_RECORDS FOR THE TASK_:
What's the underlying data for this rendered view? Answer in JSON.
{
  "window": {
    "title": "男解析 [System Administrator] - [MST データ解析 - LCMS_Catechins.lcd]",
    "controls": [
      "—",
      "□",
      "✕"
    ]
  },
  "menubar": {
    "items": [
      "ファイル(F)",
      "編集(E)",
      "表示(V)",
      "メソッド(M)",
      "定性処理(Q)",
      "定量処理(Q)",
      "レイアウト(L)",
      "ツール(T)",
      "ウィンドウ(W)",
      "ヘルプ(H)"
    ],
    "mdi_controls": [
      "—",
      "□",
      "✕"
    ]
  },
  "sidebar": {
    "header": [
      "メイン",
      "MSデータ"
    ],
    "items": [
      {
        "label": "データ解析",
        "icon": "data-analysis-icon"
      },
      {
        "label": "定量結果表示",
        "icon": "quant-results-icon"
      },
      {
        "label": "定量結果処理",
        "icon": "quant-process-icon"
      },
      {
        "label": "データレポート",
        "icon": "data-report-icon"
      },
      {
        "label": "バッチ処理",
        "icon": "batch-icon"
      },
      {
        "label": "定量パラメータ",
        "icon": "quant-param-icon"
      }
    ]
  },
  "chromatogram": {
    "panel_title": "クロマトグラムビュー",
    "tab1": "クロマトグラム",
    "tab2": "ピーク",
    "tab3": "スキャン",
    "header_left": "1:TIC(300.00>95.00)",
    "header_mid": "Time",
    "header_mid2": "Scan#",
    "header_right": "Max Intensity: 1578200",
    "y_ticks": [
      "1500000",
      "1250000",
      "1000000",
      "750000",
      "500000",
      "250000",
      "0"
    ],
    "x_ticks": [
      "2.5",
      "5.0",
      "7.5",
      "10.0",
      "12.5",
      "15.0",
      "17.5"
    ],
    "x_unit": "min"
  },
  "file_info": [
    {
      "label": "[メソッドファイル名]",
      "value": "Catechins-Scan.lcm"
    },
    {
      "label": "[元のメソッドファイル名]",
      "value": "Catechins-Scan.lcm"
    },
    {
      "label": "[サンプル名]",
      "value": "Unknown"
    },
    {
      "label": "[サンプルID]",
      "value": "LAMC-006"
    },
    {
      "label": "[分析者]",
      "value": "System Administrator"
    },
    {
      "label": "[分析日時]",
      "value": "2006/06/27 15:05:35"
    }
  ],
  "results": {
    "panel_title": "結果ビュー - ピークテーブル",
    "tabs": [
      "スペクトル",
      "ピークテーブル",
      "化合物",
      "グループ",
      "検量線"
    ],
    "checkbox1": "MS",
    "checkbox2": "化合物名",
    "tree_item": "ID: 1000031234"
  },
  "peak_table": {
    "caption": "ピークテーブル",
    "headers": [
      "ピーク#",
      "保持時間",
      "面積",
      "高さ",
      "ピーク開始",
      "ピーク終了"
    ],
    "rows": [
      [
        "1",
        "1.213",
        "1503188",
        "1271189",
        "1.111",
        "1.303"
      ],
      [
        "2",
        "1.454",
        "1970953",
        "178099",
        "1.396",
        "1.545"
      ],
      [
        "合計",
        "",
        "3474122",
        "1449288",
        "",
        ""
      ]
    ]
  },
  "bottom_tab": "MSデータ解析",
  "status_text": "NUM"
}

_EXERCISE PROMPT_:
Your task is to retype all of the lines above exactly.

_TASK ANSWER_:
What's the underlying data for this rendered view? Answer in JSON.
{
  "window": {
    "title": "男解析 [System Administrator] - [MST データ解析 - LCMS_Catechins.lcd]",
    "controls": [
      "—",
      "□",
      "✕"
    ]
  },
  "menubar": {
    "items": [
      "ファイル(F)",
      "編集(E)",
      "表示(V)",
      "メソッド(M)",
      "定性処理(Q)",
      "定量処理(Q)",
      "レイアウト(L)",
      "ツール(T)",
      "ウィンドウ(W)",
      "ヘルプ(H)"
    ],
    "mdi_controls": [
      "—",
      "□",
      "✕"
    ]
  },
  "sidebar": {
    "header": [
      "メイン",
      "MSデータ"
    ],
    "items": [
      {
        "label": "データ解析",
        "icon": "data-analysis-icon"
      },
      {
        "label": "定量結果表示",
        "icon": "quant-results-icon"
      },
      {
        "label": "定量結果処理",
        "icon": "quant-process-icon"
      },
      {
        "label": "データレポート",
        "icon": "data-report-icon"
      },
      {
        "label": "バッチ処理",
        "icon": "batch-icon"
      },
      {
        "label": "定量パラメータ",
        "icon": "quant-param-icon"
      }
    ]
  },
  "chromatogram": {
    "panel_title": "クロマトグラムビュー",
    "tab1": "クロマトグラム",
    "tab2": "ピーク",
    "tab3": "スキャン",
    "header_left": "1:TIC(300.00>95.00)",
    "header_mid": "Time",
    "header_mid2": "Scan#",
    "header_right": "Max Intensity: 1578200",
    "y_ticks": [
      "1500000",
      "1250000",
      "1000000",
      "750000",
      "500000",
      "250000",
      "0"
    ],
    "x_ticks": [
      "2.5",
      "5.0",
      "7.5",
      "10.0",
      "12.5",
      "15.0",
      "17.5"
    ],
    "x_unit": "min"
  },
  "file_info": [
    {
      "label": "[メソッドファイル名]",
      "value": "Catechins-Scan.lcm"
    },
    {
      "label": "[元のメソッドファイル名]",
      "value": "Catechins-Scan.lcm"
    },
    {
      "label": "[サンプル名]",
      "value": "Unknown"
    },
    {
      "label": "[サンプルID]",
      "value": "LAMC-006"
    },
    {
      "label": "[分析者]",
      "value": "System Administrator"
    },
    {
      "label": "[分析日時]",
      "value": "2006/06/27 15:05:35"
    }
  ],
  "results": {
    "panel_title": "結果ビュー - ピークテーブル",
    "tabs": [
      "スペクトル",
      "ピークテーブル",
      "化合物",
      "グループ",
      "検量線"
    ],
    "checkbox1": "MS",
    "checkbox2": "化合物名",
    "tree_item": "ID: 1000031234"
  },
  "peak_table": {
    "caption": "ピークテーブル",
    "headers": [
      "ピーク#",
      "保持時間",
      "面積",
      "高さ",
      "ピーク開始",
      "ピーク終了"
    ],
    "rows": [
      [
        "1",
        "1.213",
        "1503188",
        "1271189",
        "1.111",
        "1.303"
      ],
      [
        "2",
        "1.454",
        "1970953",
        "178099",
        "1.396",
        "1.545"
      ],
      [
        "合計",
        "",
        "3474122",
        "1449288",
        "",
        ""
      ]
    ]
  },
  "bottom_tab": "MSデータ解析",
  "status_text": "NUM"
}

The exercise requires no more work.